Account reconciliations are tasks carried out by accountants to verify that the general ledger account balance is complete and accurate, usually at the conclusion of an accounting period. Account reconciliations typically compare an account’s general ledger balance to external systems, third-party data, or other supporting records to verify the balance reported in the general ledger.
Account reconciliations are a crucial step in ensuring the accuracy and completeness of the financial statements. Companies must specifically reconcile all balance sheet accounts that might have a material or significant misstatement. By doing this, organizations are able to quickly identify and post any adjustments that are required to the general ledger.
The reconciliation procedure also plays a significant role in the internal control environment. Public companies must submit an evaluation of their internal controls over financial reporting along with their annual report.
Risk is introduced because many organizations are unable to complete the reconciliation process in a timely manner. A lower risk of misstatement and a more preventive control environment are benefits for businesses that adopt a more automated, Continuous Accounting approach.
Many people regularly compare their written checks, debit card receipts, and credit card receipts with their bank and credit card statements to reconcile their cheque books and credit card accounts. It is possible to identify whether money is being fraudulently withheld when performing this kind of account reconciliation.
Individuals can check that financial institutions (FI) have not made any errors in their accounts and get a general idea of their spending by reconciling their accounts. The transactions on the statement should correspond with the account holder’s records when an account is reconciled. It is crucial to take into account any pending deposits or unpaid checks for a checking account.
To avoid negative audit findings, check for fraud, and prevent balance sheet errors, businesses must reconcile their accounts. Companies typically reconcile their balance sheets once a month, following the closing of their books for the previous month. To ensure that transactions were properly recorded in the appropriate general ledger account, this type of account reconciliation entails checking all balance sheet accounts. In the event that journal entries were booked improperly, adjustments may be required.
To make sure that cash inflows and outflows between the income statement, balance sheet, and cash flow statement agree, some reconciliations are required. According to GAAP, even if the cash flow statement is presented directly, the company is still required to reconcile the cash flows to the income statement and balance sheet.
If the indirect method is employed, the reconciliation of the three financial statements is already included in the cash flow from operations section. Other reconciliations convert non-GAAP measures into their equivalents that have been approved by GAAP, such as earnings before interest, taxes, depreciation, and amortisation (EBITDA).
The process of account reconciliation is typically completed following the end of a financial period:
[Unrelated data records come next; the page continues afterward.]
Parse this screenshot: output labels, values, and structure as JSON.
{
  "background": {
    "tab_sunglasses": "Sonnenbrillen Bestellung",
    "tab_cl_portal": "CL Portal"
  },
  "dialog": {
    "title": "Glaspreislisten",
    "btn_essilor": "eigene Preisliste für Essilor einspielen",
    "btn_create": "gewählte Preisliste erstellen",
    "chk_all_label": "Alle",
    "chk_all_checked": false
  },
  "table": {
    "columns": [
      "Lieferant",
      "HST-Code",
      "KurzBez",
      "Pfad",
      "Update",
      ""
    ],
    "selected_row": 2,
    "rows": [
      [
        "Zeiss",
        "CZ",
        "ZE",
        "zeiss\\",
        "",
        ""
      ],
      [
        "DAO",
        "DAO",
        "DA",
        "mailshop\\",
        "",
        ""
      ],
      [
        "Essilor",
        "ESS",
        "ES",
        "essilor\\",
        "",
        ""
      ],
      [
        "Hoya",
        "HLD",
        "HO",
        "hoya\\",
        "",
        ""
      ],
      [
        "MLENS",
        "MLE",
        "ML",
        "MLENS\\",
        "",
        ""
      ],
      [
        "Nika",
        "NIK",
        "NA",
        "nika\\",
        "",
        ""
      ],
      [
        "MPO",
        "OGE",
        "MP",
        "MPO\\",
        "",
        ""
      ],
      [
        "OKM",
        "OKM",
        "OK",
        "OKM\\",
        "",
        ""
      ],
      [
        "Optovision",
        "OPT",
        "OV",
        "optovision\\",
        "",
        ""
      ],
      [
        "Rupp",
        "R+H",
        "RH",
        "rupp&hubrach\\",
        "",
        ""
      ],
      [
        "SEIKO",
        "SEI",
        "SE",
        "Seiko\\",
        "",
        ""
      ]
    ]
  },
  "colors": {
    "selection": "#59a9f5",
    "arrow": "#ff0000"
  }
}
A company cannot issue financial statements or certify the accuracy of its financial data until the account reconciliation process has been completed.
Reconciliation is an accounting process that seeks to verify the accuracy and agreement of the figures in two sets of records, frequently internal and external.
Consolidating your accounts is crucial because it aids in finding any errors, inconsistencies, or fraud in your accounting records that could negatively affect your company’s financial situation. An effective business strategy that can contribute to a company’s success is reconciliation.
The balance sheet reconciliation process entails comparing the final balances of all ledger and transactional entries and accounts. Whether it is recorded and properly classified, it is a component of the balance sheet items for a specific financial year and makes up for the balances in the balance sheet appropriately. Before closing its books at the end of the financial cycle, the company performs this final and crucial task to guarantee the accuracy of its financial statements.